**EXTRACTED ENTRIES**

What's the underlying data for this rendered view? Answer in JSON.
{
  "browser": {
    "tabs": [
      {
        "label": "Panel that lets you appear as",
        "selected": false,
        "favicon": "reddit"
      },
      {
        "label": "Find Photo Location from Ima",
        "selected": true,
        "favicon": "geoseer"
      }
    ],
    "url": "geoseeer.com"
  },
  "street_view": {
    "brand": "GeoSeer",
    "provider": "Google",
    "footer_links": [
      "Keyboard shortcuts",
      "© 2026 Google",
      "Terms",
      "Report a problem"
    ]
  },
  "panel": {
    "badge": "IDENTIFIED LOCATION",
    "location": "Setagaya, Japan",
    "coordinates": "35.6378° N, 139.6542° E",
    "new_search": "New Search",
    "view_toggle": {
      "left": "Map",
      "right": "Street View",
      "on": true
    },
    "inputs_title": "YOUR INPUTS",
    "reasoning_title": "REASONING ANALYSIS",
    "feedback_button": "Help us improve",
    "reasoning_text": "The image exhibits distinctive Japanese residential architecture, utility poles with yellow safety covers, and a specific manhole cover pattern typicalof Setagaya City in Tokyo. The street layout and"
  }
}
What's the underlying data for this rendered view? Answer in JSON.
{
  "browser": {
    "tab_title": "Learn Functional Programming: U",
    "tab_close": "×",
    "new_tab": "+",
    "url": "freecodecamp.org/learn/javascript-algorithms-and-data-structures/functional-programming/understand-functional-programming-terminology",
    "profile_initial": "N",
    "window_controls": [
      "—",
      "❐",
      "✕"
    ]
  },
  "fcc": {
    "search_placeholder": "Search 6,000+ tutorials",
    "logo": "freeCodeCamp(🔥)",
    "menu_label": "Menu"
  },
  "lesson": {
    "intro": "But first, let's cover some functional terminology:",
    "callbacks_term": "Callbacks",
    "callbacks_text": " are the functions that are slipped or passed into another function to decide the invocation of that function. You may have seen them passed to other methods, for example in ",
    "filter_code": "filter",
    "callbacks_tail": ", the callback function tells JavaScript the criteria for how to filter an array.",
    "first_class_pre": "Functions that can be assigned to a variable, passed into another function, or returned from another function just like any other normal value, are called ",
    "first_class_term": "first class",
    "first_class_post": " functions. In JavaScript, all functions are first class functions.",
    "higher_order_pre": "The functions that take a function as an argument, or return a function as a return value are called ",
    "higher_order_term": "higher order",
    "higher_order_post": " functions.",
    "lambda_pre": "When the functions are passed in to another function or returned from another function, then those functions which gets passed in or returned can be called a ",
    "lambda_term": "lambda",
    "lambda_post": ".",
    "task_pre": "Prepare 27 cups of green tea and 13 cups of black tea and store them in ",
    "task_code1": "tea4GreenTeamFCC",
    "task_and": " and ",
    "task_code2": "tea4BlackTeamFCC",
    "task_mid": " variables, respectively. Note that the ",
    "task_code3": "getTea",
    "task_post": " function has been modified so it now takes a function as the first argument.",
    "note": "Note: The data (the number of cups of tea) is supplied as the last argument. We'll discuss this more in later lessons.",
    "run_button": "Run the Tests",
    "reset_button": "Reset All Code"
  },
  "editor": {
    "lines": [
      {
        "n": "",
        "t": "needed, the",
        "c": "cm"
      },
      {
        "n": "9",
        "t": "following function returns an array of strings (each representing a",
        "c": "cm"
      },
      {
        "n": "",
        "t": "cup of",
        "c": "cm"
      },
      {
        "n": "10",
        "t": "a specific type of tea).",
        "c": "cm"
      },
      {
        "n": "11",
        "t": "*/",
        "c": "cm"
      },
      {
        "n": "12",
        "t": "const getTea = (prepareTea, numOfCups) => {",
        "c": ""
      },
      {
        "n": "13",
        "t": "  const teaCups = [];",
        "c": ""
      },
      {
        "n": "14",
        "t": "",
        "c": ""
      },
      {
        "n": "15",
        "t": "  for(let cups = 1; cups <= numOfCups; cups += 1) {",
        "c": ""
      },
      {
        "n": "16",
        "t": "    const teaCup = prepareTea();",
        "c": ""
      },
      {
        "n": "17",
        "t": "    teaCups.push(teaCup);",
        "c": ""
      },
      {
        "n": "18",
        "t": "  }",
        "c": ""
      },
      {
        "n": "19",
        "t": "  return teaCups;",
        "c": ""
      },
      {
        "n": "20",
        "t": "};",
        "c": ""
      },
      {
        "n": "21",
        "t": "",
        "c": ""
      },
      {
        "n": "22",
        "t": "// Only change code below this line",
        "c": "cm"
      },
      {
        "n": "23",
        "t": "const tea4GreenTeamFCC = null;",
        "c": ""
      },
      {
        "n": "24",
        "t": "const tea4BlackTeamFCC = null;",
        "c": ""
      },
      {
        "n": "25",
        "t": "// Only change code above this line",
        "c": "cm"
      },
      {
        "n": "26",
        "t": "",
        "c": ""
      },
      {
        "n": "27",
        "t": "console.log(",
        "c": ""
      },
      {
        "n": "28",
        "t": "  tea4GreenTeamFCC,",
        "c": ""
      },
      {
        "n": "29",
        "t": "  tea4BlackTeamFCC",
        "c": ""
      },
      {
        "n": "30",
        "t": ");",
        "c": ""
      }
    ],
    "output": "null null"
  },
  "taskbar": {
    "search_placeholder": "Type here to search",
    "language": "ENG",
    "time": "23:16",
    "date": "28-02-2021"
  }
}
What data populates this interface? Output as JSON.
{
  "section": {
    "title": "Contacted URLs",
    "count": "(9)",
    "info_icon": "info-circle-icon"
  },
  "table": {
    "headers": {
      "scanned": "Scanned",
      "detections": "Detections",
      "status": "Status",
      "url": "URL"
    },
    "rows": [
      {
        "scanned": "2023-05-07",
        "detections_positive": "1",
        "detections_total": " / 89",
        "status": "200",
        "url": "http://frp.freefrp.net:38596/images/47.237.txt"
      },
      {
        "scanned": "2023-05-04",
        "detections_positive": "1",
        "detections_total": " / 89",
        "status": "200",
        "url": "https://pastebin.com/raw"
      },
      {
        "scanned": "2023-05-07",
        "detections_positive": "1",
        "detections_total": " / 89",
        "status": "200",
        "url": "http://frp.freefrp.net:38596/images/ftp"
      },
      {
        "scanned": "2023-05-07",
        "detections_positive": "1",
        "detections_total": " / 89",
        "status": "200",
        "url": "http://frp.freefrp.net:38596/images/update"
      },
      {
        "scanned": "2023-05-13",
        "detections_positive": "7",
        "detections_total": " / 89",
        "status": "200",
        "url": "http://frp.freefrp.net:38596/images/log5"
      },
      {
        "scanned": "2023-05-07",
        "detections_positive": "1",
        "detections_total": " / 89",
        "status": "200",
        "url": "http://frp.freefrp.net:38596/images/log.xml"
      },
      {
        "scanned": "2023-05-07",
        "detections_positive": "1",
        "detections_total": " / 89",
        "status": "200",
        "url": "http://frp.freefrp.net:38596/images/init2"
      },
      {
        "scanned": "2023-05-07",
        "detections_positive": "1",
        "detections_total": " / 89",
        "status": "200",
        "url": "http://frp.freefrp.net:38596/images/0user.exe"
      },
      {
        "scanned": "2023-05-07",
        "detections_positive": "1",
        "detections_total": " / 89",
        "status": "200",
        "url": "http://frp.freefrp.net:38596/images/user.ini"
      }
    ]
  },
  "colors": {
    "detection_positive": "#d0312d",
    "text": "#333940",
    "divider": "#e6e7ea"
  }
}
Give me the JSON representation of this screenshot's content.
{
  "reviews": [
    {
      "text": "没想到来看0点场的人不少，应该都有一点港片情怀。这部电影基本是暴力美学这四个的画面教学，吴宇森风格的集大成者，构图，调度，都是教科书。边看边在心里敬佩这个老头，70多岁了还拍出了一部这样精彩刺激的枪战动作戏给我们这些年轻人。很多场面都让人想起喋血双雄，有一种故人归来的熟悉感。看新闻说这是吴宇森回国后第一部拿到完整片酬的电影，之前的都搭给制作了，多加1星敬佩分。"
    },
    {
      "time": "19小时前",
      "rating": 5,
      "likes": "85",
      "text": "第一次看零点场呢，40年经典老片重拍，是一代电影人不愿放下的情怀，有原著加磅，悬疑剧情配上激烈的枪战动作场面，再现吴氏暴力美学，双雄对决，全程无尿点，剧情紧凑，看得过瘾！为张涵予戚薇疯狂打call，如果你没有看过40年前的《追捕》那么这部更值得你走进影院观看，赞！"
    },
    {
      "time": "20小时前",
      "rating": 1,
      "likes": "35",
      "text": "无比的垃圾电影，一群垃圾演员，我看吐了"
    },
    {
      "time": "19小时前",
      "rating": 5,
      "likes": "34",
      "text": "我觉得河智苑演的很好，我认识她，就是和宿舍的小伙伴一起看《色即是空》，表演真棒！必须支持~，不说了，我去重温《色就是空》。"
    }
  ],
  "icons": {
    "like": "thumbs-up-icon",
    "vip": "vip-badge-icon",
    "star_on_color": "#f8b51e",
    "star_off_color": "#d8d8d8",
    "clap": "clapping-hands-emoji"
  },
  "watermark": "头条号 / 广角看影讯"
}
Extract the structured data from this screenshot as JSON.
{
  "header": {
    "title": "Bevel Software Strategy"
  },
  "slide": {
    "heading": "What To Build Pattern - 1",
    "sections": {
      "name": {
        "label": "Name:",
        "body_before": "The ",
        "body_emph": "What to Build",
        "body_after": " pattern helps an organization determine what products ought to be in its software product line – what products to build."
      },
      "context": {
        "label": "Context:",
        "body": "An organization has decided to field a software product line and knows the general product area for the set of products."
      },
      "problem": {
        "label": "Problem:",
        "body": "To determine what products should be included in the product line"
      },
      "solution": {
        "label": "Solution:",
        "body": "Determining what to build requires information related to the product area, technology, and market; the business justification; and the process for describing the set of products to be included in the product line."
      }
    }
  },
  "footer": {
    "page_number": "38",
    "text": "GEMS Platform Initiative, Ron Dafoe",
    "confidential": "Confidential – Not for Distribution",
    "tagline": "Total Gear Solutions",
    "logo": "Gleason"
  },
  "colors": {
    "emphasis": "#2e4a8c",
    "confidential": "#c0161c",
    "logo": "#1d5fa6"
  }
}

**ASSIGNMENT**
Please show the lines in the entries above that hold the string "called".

**WORKED SOLUTION**
    "first_class_pre": "Functions that can be assigned to a variable, passed into another function, or returned from another function just like any other normal value, are called ",
    "higher_order_pre": "The functions that take a function as an argument, or return a function as a return value are called ",
    "lambda_pre": "When the functions are passed in to another function or returned from another function, then those functions which gets passed in or returned can be called a ",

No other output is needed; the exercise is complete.